(Required work): Each record must be printed exactly as given.

Interface dataset entries
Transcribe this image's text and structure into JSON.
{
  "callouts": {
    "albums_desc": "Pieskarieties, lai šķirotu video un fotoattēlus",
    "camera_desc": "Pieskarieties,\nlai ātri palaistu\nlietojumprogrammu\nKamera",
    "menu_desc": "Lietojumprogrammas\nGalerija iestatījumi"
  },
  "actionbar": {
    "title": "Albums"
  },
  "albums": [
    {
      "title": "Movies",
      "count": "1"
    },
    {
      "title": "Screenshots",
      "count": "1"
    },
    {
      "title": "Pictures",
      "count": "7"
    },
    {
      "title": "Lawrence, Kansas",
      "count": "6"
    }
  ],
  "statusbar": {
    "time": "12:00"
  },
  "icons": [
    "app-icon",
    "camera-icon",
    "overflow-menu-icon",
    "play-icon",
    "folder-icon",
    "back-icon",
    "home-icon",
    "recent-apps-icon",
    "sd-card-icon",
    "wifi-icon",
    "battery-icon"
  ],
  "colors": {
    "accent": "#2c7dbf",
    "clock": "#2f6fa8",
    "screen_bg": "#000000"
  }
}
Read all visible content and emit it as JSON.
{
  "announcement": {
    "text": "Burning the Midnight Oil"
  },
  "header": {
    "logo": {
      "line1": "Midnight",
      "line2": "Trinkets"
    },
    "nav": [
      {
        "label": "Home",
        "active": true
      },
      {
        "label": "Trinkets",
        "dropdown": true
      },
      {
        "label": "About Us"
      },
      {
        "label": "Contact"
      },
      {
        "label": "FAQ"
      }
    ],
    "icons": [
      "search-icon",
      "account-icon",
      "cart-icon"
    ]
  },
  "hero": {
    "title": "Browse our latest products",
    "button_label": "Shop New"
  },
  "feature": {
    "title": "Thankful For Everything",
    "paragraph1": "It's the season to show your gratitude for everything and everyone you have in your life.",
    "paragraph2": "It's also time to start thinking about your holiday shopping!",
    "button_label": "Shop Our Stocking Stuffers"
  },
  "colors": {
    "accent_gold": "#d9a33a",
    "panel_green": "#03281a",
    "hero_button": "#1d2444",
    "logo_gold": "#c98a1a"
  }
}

(Written answer):
Transcribe this image's text and structure into JSON.
{
  "callouts": {
    "albums_desc": "Pieskarieties, lai šķirotu video un fotoattēlus",
    "camera_desc": "Pieskarieties,\nlai ātri palaistu\nlietojumprogrammu\nKamera",
    "menu_desc": "Lietojumprogrammas\nGalerija iestatījumi"
  },
  "actionbar": {
    "title": "Albums"
  },
  "albums": [
    {
      "title": "Movies",
      "count": "1"
    },
    {
      "title": "Screenshots",
      "count": "1"
    },
    {
      "title": "Pictures",
      "count": "7"
    },
    {
      "title": "Lawrence, Kansas",
      "count": "6"
    }
  ],
  "statusbar": {
    "time": "12:00"
  },
  "icons": [
    "app-icon",
    "camera-icon",
    "overflow-menu-icon",
    "play-icon",
    "folder-icon",
    "back-icon",
    "home-icon",
    "recent-apps-icon",
    "sd-card-icon",
    "wifi-icon",
    "battery-icon"
  ],
  "colors": {
    "accent": "#2c7dbf",
    "clock": "#2f6fa8",
    "screen_bg": "#000000"
  }
}
Read all visible content and emit it as JSON.
{
  "announcement": {
    "text": "Burning the Midnight Oil"
  },
  "header": {
    "logo": {
      "line1": "Midnight",
      "line2": "Trinkets"
    },
    "nav": [
      {
        "label": "Home",
        "active": true
      },
      {
        "label": "Trinkets",
        "dropdown": true
      },
      {
        "label": "About Us"
      },
      {
        "label": "Contact"
      },
      {
        "label": "FAQ"
      }
    ],
    "icons": [
      "search-icon",
      "account-icon",
      "cart-icon"
    ]
  },
  "hero": {
    "title": "Browse our latest products",
    "button_label": "Shop New"
  },
  "feature": {
    "title": "Thankful For Everything",
    "paragraph1": "It's the season to show your gratitude for everything and everyone you have in your life.",
    "paragraph2": "It's also time to start thinking about your holiday shopping!",
    "button_label": "Shop Our Stocking Stuffers"
  },
  "colors": {
    "accent_gold": "#d9a33a",
    "panel_green": "#03281a",
    "hero_button": "#1d2444",
    "logo_gold": "#c98a1a"
  }
}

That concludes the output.